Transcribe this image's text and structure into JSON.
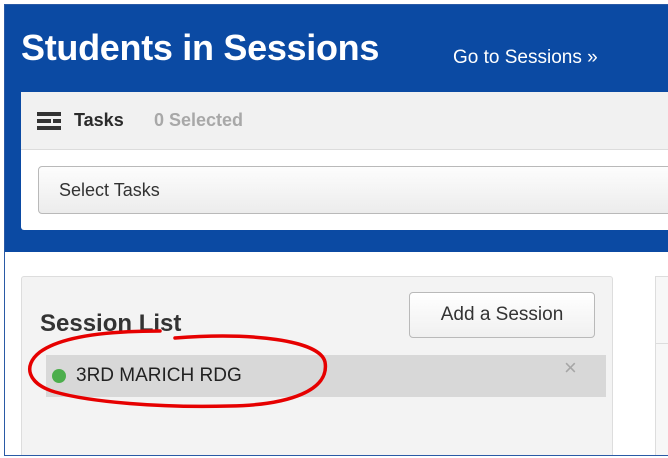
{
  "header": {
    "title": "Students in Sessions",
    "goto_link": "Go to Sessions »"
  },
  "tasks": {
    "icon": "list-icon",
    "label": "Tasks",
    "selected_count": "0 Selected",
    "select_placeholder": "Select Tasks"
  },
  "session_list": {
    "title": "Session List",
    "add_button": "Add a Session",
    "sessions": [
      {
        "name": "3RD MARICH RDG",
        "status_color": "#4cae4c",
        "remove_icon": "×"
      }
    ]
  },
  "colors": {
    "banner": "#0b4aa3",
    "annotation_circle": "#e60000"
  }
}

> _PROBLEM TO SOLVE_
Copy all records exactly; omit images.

> _YOUR SOLUTION_
Transcribe this image's text and structure into JSON.
{
  "header": {
    "title": "Students in Sessions",
    "goto_link": "Go to Sessions »"
  },
  "tasks": {
    "icon": "list-icon",
    "label": "Tasks",
    "selected_count": "0 Selected",
    "select_placeholder": "Select Tasks"
  },
  "session_list": {
    "title": "Session List",
    "add_button": "Add a Session",
    "sessions": [
      {
        "name": "3RD MARICH RDG",
        "status_color": "#4cae4c",
        "remove_icon": "×"
      }
    ]
  },
  "colors": {
    "banner": "#0b4aa3",
    "annotation_circle": "#e60000"
  }
}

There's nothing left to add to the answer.